(INFORMATION)

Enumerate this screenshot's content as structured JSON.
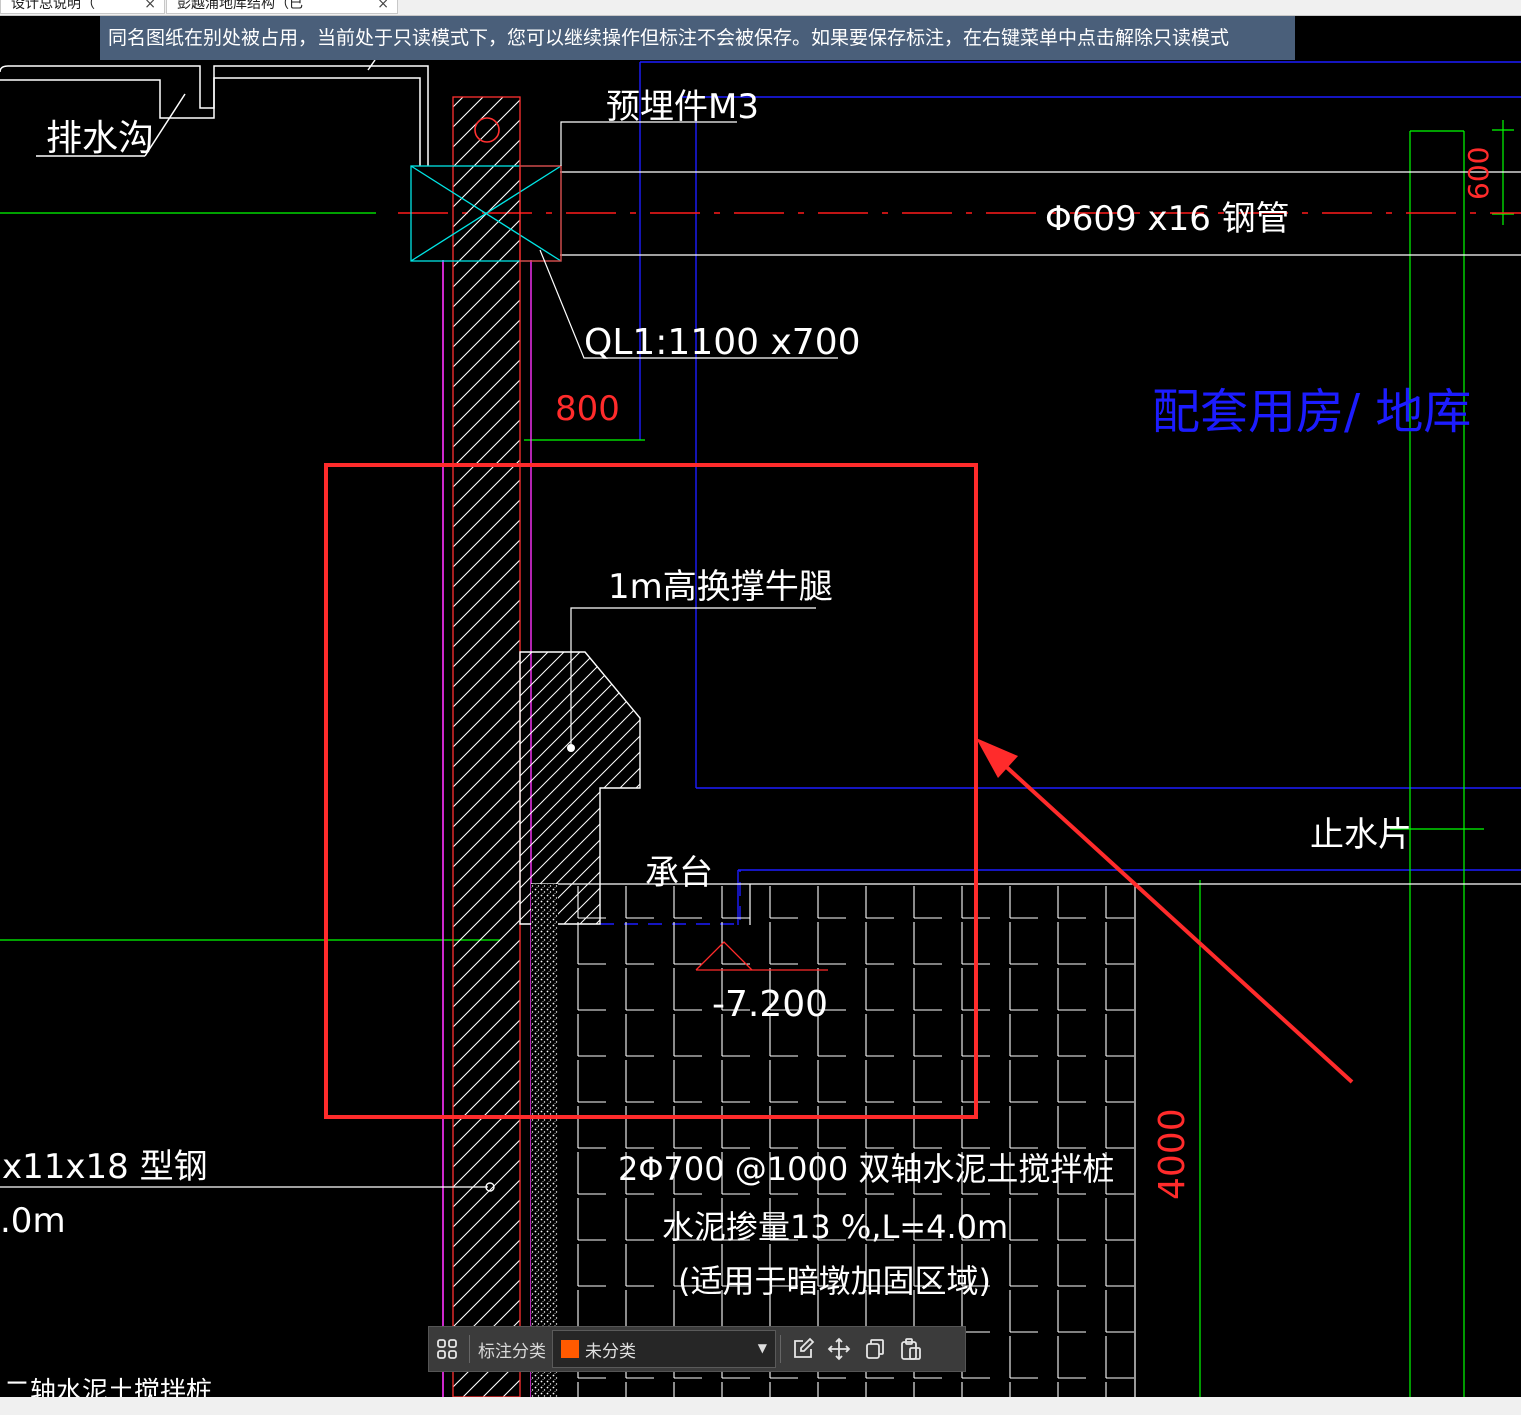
{
  "tabs": [
    {
      "label": "设计总说明（",
      "close": "×"
    },
    {
      "label": "彭越浦地库结构（已",
      "close": "×"
    }
  ],
  "notice": "同名图纸在别处被占用，当前处于只读模式下，您可以继续操作但标注不会被保存。如果要保存标注，在右键菜单中点击解除只读模式",
  "drawing": {
    "labels": {
      "drain": "排水沟",
      "embedded": "预埋件M3",
      "steel_pipe": "Φ609 x16 钢管",
      "dim_600": "600",
      "ql1": "QL1:1100 x700",
      "dim_800": "800",
      "area": "配套用房/ 地库",
      "corbel": "1m高换撑牛腿",
      "waterstop": "止水片",
      "pile_cap": "承台",
      "elevation": "-7.200",
      "steel_section": "x11x18 型钢",
      "steel_len": ".0m",
      "mix_pile_1": "2Φ700 @1000 双轴水泥土搅拌桩",
      "mix_pile_2": "水泥掺量13 %,L=4.0m",
      "mix_pile_3": "(适用于暗墩加固区域)",
      "dim_4000": "4000",
      "bottom_cut": "二轴水泥土搅拌桩"
    },
    "colors": {
      "white": "#ffffff",
      "red": "#ff1a1a",
      "green": "#00ff00",
      "blue": "#1c1cff",
      "magenta": "#ff33ff",
      "cyan": "#00e5e5",
      "annotation_red": "#ff2b2b"
    }
  },
  "toolbar": {
    "grid_icon": "grid-icon",
    "label": "标注分类",
    "select_value": "未分类",
    "select_color": "#ff5a00",
    "icons": [
      "edit-icon",
      "move-icon",
      "copy-icon",
      "paste-icon"
    ]
  }
}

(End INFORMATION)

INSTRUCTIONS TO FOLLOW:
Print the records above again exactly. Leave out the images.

ANSWER AREA:
Enumerate this screenshot's content as structured JSON.
{
  "tabs": [
    {
      "label": "设计总说明（",
      "close": "×"
    },
    {
      "label": "彭越浦地库结构（已",
      "close": "×"
    }
  ],
  "notice": "同名图纸在别处被占用，当前处于只读模式下，您可以继续操作但标注不会被保存。如果要保存标注，在右键菜单中点击解除只读模式",
  "drawing": {
    "labels": {
      "drain": "排水沟",
      "embedded": "预埋件M3",
      "steel_pipe": "Φ609 x16 钢管",
      "dim_600": "600",
      "ql1": "QL1:1100 x700",
      "dim_800": "800",
      "area": "配套用房/ 地库",
      "corbel": "1m高换撑牛腿",
      "waterstop": "止水片",
      "pile_cap": "承台",
      "elevation": "-7.200",
      "steel_section": "x11x18 型钢",
      "steel_len": ".0m",
      "mix_pile_1": "2Φ700 @1000 双轴水泥土搅拌桩",
      "mix_pile_2": "水泥掺量13 %,L=4.0m",
      "mix_pile_3": "(适用于暗墩加固区域)",
      "dim_4000": "4000",
      "bottom_cut": "二轴水泥土搅拌桩"
    },
    "colors": {
      "white": "#ffffff",
      "red": "#ff1a1a",
      "green": "#00ff00",
      "blue": "#1c1cff",
      "magenta": "#ff33ff",
      "cyan": "#00e5e5",
      "annotation_red": "#ff2b2b"
    }
  },
  "toolbar": {
    "grid_icon": "grid-icon",
    "label": "标注分类",
    "select_value": "未分类",
    "select_color": "#ff5a00",
    "icons": [
      "edit-icon",
      "move-icon",
      "copy-icon",
      "paste-icon"
    ]
  }
}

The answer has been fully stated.